The city of San Francisco on Tuesday reached a financial settlement of an undisclosed amount with the mother of a man fatally shot by five police officers in the city's Bayview District in 2015.
Mario Woods, 26, died of 20 gunshot wounds fired by the officers on the afternoon of Dec. 2, 2015. At the time, he was a suspect in an earlier stabbing and was carrying a knife.
He refused to drop the knife, but a lawsuit filed in federal court by his mother, Gwendolyn Woods, contends he never threatened the officers or lifted the knife before he was shot.
The settlement came six days before a jury trial was scheduled to begin on April 1 in the court of U.S. District Judge William Orrick in San Francisco.
The financial amount will be confidential for 30 days and must be approved by the city's Police Commission and Board of Supervisors, according to Andrea Guzman, a spokeswoman for city Attorney Dennis Herrera.
In a pretrial ruling in October, Orrick dismissed some federal constitutional claims by Gwendolyn Woods, but said the case could go to trial on state law claims of use of excessive force and negligence.
Orrick said videos show that Woods had not brandished the knife or made verbal threats.
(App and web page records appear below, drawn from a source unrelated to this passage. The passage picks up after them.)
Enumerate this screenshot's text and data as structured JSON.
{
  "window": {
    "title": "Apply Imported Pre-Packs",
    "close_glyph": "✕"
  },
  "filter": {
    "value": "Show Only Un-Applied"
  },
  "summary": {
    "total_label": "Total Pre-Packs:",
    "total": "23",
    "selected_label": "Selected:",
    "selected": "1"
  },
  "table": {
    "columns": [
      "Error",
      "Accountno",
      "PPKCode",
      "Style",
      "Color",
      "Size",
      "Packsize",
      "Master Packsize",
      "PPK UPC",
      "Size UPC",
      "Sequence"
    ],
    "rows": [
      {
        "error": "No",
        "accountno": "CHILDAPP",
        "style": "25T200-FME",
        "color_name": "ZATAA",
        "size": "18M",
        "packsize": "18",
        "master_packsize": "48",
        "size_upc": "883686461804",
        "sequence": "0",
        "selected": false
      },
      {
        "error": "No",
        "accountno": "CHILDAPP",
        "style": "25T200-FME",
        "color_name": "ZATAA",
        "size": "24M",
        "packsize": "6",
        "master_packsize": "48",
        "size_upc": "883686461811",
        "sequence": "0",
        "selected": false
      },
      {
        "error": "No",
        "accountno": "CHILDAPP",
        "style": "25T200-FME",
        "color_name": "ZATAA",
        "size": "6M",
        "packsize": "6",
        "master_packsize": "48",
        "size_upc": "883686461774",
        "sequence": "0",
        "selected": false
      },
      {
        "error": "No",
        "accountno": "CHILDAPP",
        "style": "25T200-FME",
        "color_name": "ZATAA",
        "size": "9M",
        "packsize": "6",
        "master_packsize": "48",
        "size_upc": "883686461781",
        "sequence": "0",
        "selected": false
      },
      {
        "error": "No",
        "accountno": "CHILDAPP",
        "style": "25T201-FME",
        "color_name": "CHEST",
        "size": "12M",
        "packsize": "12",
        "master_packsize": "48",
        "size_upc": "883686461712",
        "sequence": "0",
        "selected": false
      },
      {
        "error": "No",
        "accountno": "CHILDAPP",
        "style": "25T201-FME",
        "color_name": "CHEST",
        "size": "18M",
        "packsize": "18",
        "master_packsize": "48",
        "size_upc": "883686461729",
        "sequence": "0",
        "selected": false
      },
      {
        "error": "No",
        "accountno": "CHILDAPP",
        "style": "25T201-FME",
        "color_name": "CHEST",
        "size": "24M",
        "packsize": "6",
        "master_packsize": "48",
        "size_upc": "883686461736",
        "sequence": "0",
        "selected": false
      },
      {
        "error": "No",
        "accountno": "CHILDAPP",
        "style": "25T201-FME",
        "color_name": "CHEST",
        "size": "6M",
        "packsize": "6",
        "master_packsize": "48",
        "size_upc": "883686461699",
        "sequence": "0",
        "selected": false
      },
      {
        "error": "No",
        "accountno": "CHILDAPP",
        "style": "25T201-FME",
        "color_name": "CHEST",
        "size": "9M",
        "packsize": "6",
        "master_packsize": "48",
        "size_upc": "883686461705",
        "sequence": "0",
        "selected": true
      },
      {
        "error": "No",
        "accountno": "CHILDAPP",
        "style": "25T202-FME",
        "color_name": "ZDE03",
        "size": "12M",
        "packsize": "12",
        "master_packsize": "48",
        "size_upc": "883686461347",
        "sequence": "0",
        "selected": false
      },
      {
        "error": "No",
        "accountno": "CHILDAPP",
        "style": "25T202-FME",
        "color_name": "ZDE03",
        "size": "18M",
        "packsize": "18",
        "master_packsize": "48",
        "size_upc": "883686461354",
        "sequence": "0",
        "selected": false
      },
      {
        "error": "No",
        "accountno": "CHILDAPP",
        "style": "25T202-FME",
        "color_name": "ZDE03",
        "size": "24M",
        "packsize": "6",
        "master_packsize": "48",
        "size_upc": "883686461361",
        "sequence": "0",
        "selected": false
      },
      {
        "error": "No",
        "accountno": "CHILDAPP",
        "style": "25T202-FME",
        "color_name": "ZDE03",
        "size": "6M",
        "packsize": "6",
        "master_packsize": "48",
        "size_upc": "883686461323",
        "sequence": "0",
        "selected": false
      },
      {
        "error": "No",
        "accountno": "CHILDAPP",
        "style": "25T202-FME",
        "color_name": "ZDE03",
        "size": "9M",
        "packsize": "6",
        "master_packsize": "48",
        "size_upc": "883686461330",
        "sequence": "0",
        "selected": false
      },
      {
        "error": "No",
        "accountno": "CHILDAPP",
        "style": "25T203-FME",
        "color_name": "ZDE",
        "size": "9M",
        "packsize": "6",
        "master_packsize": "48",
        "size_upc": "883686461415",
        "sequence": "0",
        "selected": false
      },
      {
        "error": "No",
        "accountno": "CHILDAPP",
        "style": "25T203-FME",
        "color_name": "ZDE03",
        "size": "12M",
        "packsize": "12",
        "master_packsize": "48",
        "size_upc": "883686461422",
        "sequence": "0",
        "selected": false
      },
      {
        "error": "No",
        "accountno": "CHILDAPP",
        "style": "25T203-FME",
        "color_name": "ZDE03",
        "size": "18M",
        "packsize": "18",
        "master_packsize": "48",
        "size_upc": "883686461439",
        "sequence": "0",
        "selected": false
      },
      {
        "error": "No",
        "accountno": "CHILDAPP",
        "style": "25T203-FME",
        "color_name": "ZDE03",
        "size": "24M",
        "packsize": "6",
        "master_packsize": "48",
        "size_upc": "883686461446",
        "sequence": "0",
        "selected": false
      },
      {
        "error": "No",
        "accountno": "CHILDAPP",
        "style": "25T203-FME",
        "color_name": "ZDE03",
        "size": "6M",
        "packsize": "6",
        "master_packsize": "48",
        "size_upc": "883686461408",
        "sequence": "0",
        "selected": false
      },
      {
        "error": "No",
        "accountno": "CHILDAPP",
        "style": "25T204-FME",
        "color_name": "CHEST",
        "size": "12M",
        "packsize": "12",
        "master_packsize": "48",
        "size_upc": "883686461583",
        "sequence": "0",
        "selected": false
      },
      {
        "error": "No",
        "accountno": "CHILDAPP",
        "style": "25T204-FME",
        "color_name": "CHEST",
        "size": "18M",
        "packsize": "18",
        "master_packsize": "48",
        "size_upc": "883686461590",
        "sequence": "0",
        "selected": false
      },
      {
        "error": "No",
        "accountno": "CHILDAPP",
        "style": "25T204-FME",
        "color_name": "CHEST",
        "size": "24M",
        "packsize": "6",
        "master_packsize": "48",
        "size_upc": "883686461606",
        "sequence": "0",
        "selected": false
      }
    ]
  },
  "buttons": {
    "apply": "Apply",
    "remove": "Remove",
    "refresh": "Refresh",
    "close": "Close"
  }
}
He said a jury should decide whether the officers acted recklessly, or whether they acted reasonably because of fear for their safety and bystanders' safety.
In another pretrial ruling on March 14, Orrick said the mother's lawyers could use as evidence a video in which a bystander is heard shouting "That was unnecessary." The judge said the city could use evidence that Mario Woods had drugs in his system when he died.
The mother's lawyer, John Burris, was not immediately available for comment.
John Cote, a spokesman for Herrera, said in a statement, "Any loss of life is tragic, and our condolences go out to the loved ones affected here.
"Police officers are often forced into difficult situations and have to make split-second decisions in dangerous and evolving circumstances.
In this case, the officers' response to a risky situation was consistent with their training and in accordance with the law.
"This settlement allows us to reach a resolution without the need for a trial," Cote said.